Well it was good to get out.  The fall of the house of the elderly ushers at the Lobero Theatre kindly allowed my new Mach I scooter, equipped with the iron & wine lung and kiss me catheter, escorted us down to our second to the front row seats.  Ah, the Lobero.  "I've traipsed on those boards," the Crypt Keeper said to his wife.  Singularly unimpressed, even descriptions of the stage layout backstage and ancient anecdotes failed to impress the little one from the Pleadian glow of seeing Olias himself.  Even turning off my Darth Vader breathing device in case there happened to be someone possibly recording the show, and the fact that I never interrupted or made any sarcastic comments during any part of the performance, added little to my cache.  "Look, honey, it's our first concert since Kraftwerk at the Greek Theatre, where that drunken asshole drenched us with his oversized Budweiser.  And it's Jon Anderson."  Well, it didn't matter.  This aged cynic suddenly remembered why he had devoted his life to the so-called world of progressive music.  Ah, yes, progress.  It's coming back to me.  The dream is not over.  Jon Anderson, like Lazarus, has risen from the dead.  He's not screwing up.  He's in top form.  He's talking about love and light.  And if I had a dollar for every time that was mentioned, these tickets would be paid for.  I dig it, man.  Seriously, though, he's in fine shape and that little inner glow is coming back.  Ah, yes, I remember. 

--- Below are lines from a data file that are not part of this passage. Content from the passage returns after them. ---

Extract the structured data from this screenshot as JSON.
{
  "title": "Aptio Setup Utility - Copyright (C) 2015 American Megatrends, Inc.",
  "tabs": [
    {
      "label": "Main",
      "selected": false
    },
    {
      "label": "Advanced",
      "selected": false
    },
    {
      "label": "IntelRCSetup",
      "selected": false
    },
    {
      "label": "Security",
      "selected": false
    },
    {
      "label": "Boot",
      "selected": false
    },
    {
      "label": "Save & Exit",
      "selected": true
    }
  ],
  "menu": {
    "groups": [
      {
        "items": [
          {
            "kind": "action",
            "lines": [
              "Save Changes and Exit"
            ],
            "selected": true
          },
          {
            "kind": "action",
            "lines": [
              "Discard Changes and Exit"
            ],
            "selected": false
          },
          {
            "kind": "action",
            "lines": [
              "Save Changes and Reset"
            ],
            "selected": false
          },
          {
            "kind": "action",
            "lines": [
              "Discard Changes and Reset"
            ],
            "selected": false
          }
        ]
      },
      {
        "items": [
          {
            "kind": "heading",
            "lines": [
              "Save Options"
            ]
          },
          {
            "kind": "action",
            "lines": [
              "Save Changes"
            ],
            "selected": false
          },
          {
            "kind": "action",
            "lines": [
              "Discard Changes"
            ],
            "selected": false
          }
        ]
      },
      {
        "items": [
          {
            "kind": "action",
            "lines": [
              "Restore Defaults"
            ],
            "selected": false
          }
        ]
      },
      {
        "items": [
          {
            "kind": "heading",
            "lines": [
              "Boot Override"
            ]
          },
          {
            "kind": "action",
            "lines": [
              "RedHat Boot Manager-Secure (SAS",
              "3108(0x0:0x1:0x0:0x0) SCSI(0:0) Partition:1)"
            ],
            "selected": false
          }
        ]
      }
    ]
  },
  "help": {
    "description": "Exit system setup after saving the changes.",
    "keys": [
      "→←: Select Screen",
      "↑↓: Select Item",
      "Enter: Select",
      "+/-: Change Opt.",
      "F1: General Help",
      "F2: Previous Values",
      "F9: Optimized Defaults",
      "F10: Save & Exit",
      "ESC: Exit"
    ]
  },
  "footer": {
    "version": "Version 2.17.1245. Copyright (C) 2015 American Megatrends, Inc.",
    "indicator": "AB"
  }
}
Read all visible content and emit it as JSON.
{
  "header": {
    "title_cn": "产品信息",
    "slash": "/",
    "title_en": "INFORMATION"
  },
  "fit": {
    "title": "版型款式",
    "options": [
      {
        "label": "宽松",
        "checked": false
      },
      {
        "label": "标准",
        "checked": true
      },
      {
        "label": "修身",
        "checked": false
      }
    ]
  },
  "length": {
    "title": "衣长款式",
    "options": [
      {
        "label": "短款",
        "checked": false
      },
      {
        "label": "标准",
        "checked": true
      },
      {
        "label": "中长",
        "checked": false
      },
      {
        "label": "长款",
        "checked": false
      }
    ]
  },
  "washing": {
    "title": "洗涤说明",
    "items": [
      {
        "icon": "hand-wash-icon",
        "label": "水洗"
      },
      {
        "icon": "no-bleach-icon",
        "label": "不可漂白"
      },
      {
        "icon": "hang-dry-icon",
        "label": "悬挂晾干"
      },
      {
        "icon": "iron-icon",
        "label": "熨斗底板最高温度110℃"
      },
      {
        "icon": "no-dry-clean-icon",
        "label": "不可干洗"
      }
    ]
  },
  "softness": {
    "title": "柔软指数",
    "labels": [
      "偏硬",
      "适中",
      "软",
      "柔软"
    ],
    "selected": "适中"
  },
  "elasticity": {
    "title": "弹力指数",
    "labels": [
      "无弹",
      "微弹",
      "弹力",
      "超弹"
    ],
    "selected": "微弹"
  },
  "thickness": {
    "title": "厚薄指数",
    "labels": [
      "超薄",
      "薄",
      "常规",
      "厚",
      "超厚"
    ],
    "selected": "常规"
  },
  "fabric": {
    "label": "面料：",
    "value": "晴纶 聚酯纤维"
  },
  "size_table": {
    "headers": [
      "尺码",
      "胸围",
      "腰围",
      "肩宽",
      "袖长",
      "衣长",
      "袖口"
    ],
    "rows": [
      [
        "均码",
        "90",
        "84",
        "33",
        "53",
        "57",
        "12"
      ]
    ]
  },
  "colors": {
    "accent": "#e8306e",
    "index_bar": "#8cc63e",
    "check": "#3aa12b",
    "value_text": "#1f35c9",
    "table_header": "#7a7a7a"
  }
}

Actually, I haven't enjoyed a concert like this in a long time.  It reminded me of mellow shows in the past.  Shows that could be gentle and yet still retain an incredible power.  Gentle Giant at the Arlington was one.  Of course, being in the Lobero helped.  As I said before, it's a familiar theatre--a dear old friend, actually.  And even being in the front, in front of the speakers, one was not murdered as one would under most concert experiences.  Yes at the Santa Barbara County Bowl was very intense.  Rick Wakeman at the Ventura Theatre forced one out to the lobby on occasion. 

My wife still has a certain amount of physical and psychic strength to put up with that kind of environment, which is why she saw Roger Waters for two of his three Los Angeles shows while I opted out to do working man things.  I have good memories of Roger Waters and I'd like to keep them.  I want to remember the Roger Waters who gave me a glass of chardonnay--not the Roger Waters who thinks fox hunting is a divine right of the English upper class.  I saw The Wall when it was done for real twice in Los Angeles.  This was when founding member Rick Wright was for hire.  I saw The Pros And Cons Of Hitchhiking in Oakland.  And when I was at the top of my game, I had VIP access to Roger during the Radio KAOS tour at the Los Angeles Forum.  Somewhere out there, a photographer for Sony took a dozen pictures of yours truly and Roger after the show.  I've never seen them.  Drug-addled record company people could never help me to get copies for my old man scrapbook.  If by chance the lonely David Hemmings Blow Up character who took those shots should come across this rant and said photos still exist, I'd love to see them 23 years later.  Columbia Records used to be pretty good about this.  We'd get invited to all types of listening parties.  The first time I heard Roger Waters' Pro & Cons was at the Griffith Park Observatory with the light show by Laserium.  Still, even though Space Pirate Radio played music before anybody else did, I was not the music director and as far as the record company was concerned, I was not the one to bribe for that all-important record ad on Tuesday.  What a business, folks.  But I digress.


So I'm happy to say that the music still inspires.  The Jon Anderson show covered all the phases of his work that have been important to Space Pirate Radio.  I was pleased to hear a Basil Kirchin style of progressive jazz in his guitar chord changes.  Whether that was intentional or just me didn't matter.  Unlike the Roger Waters shows I didn't attend, this performance gave me that "space cadet glow."  Nothing personal against Roger.  I guess I would be a lot more enthusiastic if he decided to take Atom Heart Mother out on tour.  Now that would be courageous. 

Best of the season to you all.